Understanding Knee Pain
Understanding Knee Pain
From an article by Simon Curtis MSc, BSc (Hons) DO MIOA that appeared in the Spring 2009 issue of Sláinte, Ireland’s Health Magazine.
Knee problems can have all sorts of funny nicknames: Housemaid’s Knee, Clergyman’s Knee, Runner’s Knee – among other more daunting terms like Osgood-Schlatter’s disease and Chondromalacia Patella. But whatever we call it, one in five of us will experience knee pain at some time. Osteopath Simon Curtis explains what causes it and what we can do about it.
“In our osteopathic clinics, we see many patients with knee problems, often associated with sports injuries, but frequently as part of normal wear and tear on these joints which take a lot of strain throughout a normal life. And around one in five Irish people will experience knee problems, with women suffering slightly more frequently than men...
Image of Knee Joint from Wikimedia Commons
There are a number of causes of knee pain:
Ligament strains and sprains are usually caused by trauma or a fall. For example, you may often hear them saying on TV that a football player has torn his ligaments in a tackle, or twisted them while running.
Osteoarthritis, which is a degenerative joint disease often affecting the knee joint. This is more common in elderly patients.
Patello-femoral syndrome (pain in the front of the knee to do with the knee cap).
Overuse syndromes tendinitis and bursitis, which refer to inflammation of the tendon and bursa (fluid-filled bags that reduce friction) respectively. Wear and tear can damage these structures and cause inflammation.
Osgood-Schlatter’s disorder, an overuse problem where the quadriceps (thigh muscle) tendon causes inflammation due to excessive traction on the tibial tubercle (below the knee) where it attaches. This is more common in athletic adolescents.
Referred pain from the hip, femur, or spine.
When patients come to an osteopath with a knee problem, the osteopath will examine the local area, but also look at the structural mechanics throughout the patient’s body in order to understand how and why the knee problem is being maintained. Sometimes, pain in the knee can be coming from the hip. At other times, hip stiffness or foot/ankle mechanics can be increasing the load on the knee and causing the knee to be painful.
For example, I recently treated a triathlete for knee problems which came on after he fell off his bike and onto his hip. He had tried several different approaches to his problem, but his knee did not get better until I worked to improve the function in his hip!

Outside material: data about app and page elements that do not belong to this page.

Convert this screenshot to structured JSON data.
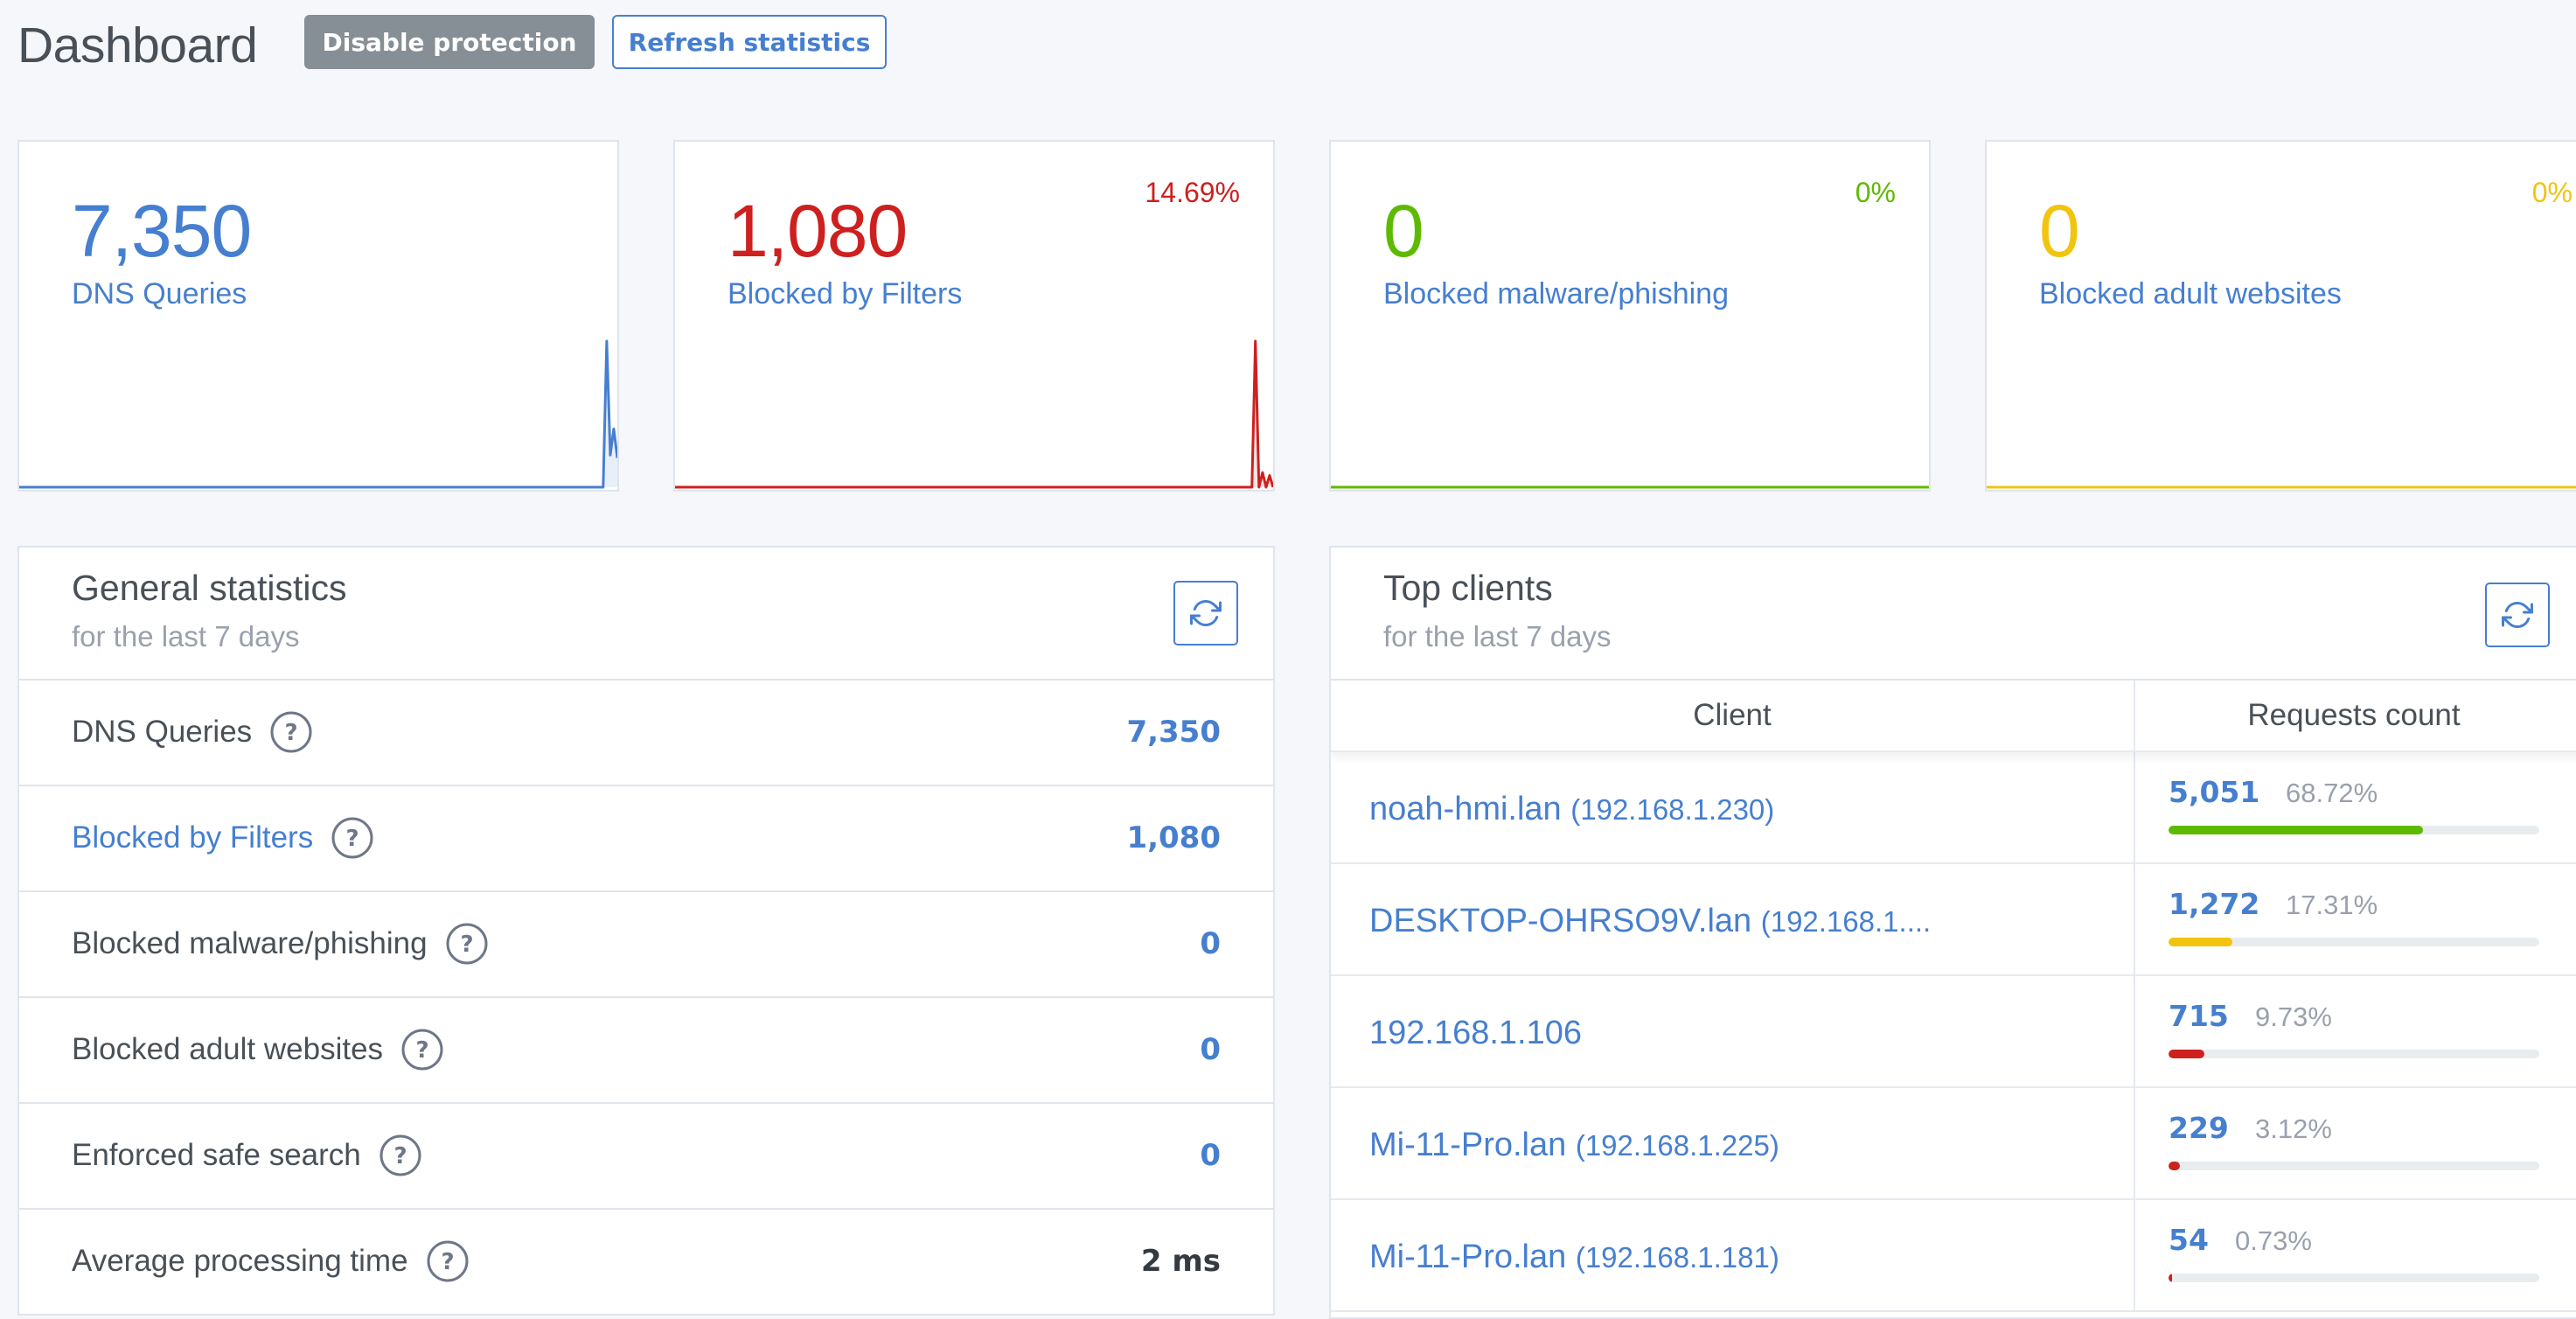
{
  "header": {
    "title": "Dashboard",
    "disable_protection_label": "Disable protection",
    "refresh_statistics_label": "Refresh statistics"
  },
  "cards": [
    {
      "value": "7,350",
      "label": "DNS Queries",
      "percent": "",
      "color": "#467fcf",
      "series": [
        0,
        0,
        0,
        0,
        0,
        0,
        0,
        0,
        0,
        0,
        0,
        0,
        0,
        0,
        0,
        0,
        0,
        0,
        0,
        0,
        0,
        0,
        0,
        0,
        0,
        0,
        0,
        0,
        0,
        0,
        0,
        0,
        0,
        0,
        0,
        0,
        0,
        0,
        0,
        0,
        0,
        0,
        0,
        0,
        0,
        0,
        0,
        0,
        0,
        0,
        0,
        0,
        0,
        0,
        0,
        0,
        0,
        0,
        0,
        0,
        0,
        0,
        0,
        0,
        0,
        0,
        0,
        0,
        0,
        0,
        0,
        0,
        0,
        0,
        0,
        0,
        0,
        0,
        0,
        0,
        0,
        0,
        0,
        0,
        0,
        0,
        0,
        0,
        0,
        0,
        0,
        0,
        0,
        0,
        0,
        0,
        0,
        0,
        0,
        0,
        0,
        0,
        0,
        0,
        0,
        0,
        0,
        0,
        0,
        0,
        0,
        0,
        0,
        0,
        0,
        0,
        0,
        0,
        0,
        0,
        0,
        0,
        0,
        0,
        0,
        0,
        0,
        0,
        0,
        0,
        0,
        0,
        0,
        0,
        0,
        0,
        0,
        0,
        0,
        0,
        0,
        0,
        0,
        0,
        0,
        0,
        0,
        0,
        0,
        0,
        0,
        0,
        0,
        0,
        0,
        0,
        0,
        0,
        0,
        0,
        0,
        0,
        0,
        0,
        0,
        0,
        100,
        22,
        40,
        20
      ]
    },
    {
      "value": "1,080",
      "label": "Blocked by Filters",
      "percent": "14.69%",
      "color": "#cd201f",
      "series": [
        0,
        0,
        0,
        0,
        0,
        0,
        0,
        0,
        0,
        0,
        0,
        0,
        0,
        0,
        0,
        0,
        0,
        0,
        0,
        0,
        0,
        0,
        0,
        0,
        0,
        0,
        0,
        0,
        0,
        0,
        0,
        0,
        0,
        0,
        0,
        0,
        0,
        0,
        0,
        0,
        0,
        0,
        0,
        0,
        0,
        0,
        0,
        0,
        0,
        0,
        0,
        0,
        0,
        0,
        0,
        0,
        0,
        0,
        0,
        0,
        0,
        0,
        0,
        0,
        0,
        0,
        0,
        0,
        0,
        0,
        0,
        0,
        0,
        0,
        0,
        0,
        0,
        0,
        0,
        0,
        0,
        0,
        0,
        0,
        0,
        0,
        0,
        0,
        0,
        0,
        0,
        0,
        0,
        0,
        0,
        0,
        0,
        0,
        0,
        0,
        0,
        0,
        0,
        0,
        0,
        0,
        0,
        0,
        0,
        0,
        0,
        0,
        0,
        0,
        0,
        0,
        0,
        0,
        0,
        0,
        0,
        0,
        0,
        0,
        0,
        0,
        0,
        0,
        0,
        0,
        0,
        0,
        0,
        0,
        0,
        0,
        0,
        0,
        0,
        0,
        0,
        0,
        0,
        0,
        0,
        0,
        0,
        0,
        0,
        0,
        0,
        0,
        0,
        0,
        0,
        0,
        0,
        0,
        0,
        0,
        0,
        0,
        0,
        0,
        100,
        0,
        10,
        0,
        8,
        0
      ]
    },
    {
      "value": "0",
      "label": "Blocked malware/phishing",
      "percent": "0%",
      "color": "#5eba00",
      "series": [
        0,
        0
      ]
    },
    {
      "value": "0",
      "label": "Blocked adult websites",
      "percent": "0%",
      "color": "#f1c40f",
      "series": [
        0,
        0
      ]
    }
  ],
  "general_stats": {
    "title": "General statistics",
    "subtitle": "for the last 7 days",
    "rows": [
      {
        "label": "DNS Queries",
        "value": "7,350"
      },
      {
        "label": "Blocked by Filters",
        "value": "1,080"
      },
      {
        "label": "Blocked malware/phishing",
        "value": "0"
      },
      {
        "label": "Blocked adult websites",
        "value": "0"
      },
      {
        "label": "Enforced safe search",
        "value": "0"
      },
      {
        "label": "Average processing time",
        "value": "2 ms"
      }
    ]
  },
  "top_clients": {
    "title": "Top clients",
    "subtitle": "for the last 7 days",
    "columns": [
      "Client",
      "Requests count"
    ],
    "rows": [
      {
        "name": "noah-hmi.lan",
        "ip": "(192.168.1.230)",
        "count": "5,051",
        "percent": "68.72%",
        "fraction": 0.6872,
        "bar_color": "#5eba00"
      },
      {
        "name": "DESKTOP-OHRSO9V.lan",
        "ip": "(192.168.1....",
        "count": "1,272",
        "percent": "17.31%",
        "fraction": 0.1731,
        "bar_color": "#f1c40f"
      },
      {
        "name": "192.168.1.106",
        "ip": "",
        "count": "715",
        "percent": "9.73%",
        "fraction": 0.0973,
        "bar_color": "#cd201f"
      },
      {
        "name": "Mi-11-Pro.lan",
        "ip": "(192.168.1.225)",
        "count": "229",
        "percent": "3.12%",
        "fraction": 0.0312,
        "bar_color": "#cd201f"
      },
      {
        "name": "Mi-11-Pro.lan",
        "ip": "(192.168.1.181)",
        "count": "54",
        "percent": "0.73%",
        "fraction": 0.0073,
        "bar_color": "#cd201f"
      }
    ]
  }
}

Getting professional help to look at your knee mechanics and work to assist in the healing process could be crucial and, in some cases, surgery on the knee can be of benefit.
You can help yourself
There are many things you can do. As we understand more about the natural treatment of joint inflammation processes, more and more scientific studies are discovering the benefits of dietary interventions to help stifle jointdamaging inflammation. For example, experiments have shown that when people with stiff, sore, osteoarthritic knees took a ginger extract for six weeks, they felt significantly better!
Fish oil supplements, rich in omega-3 oils, have also been claimed as beneficial in arthritis, while some other oils of marine origin (such as from the green-lipped mussel), and a range of vegetable oils (such as olive oil and evening primrose oil), have indirect anti-inflammatory actions.
Overall, there is growing scientific evidence supporting the use of dietary supplements to complement the treatment of inflammatory disorders such as osteoarthritis.
Equally, there are measurable benefits to taking berries, avocado, flaxseeds and soy to help reduce pain and swelling in sore knees.
The recent medical buzz is the use of glucosamine sulphate and chondroitin sulphate both of which have been shown to be beneficial in reducing the symptoms of arthritis in the knee. Interestingly, they also appear to slow down the progression of osteoarthritis in the knees.
Careful exercise is crucial
Almost all the cases of knee pain I have treated, I have followed up the treatment by recommending exercises. Exercise really benefits knee problems strong leg muscles support the knee and absorb shock before it gets to the knee. Exercising the quad muscles (at the front of the thigh) increase circulation in the knee joint and has been shown to stimulate beneficial biochemical changes in the joint fluid of the knee, improving its lubricating properties. Exercise also improves the range of motion of the knee.”
Generally, easy exercise which does not cause pain, will help strengthen the knees. But it is always a good idea to seek professional guidance to determine the diagnosis of the problem and a suitable management plan.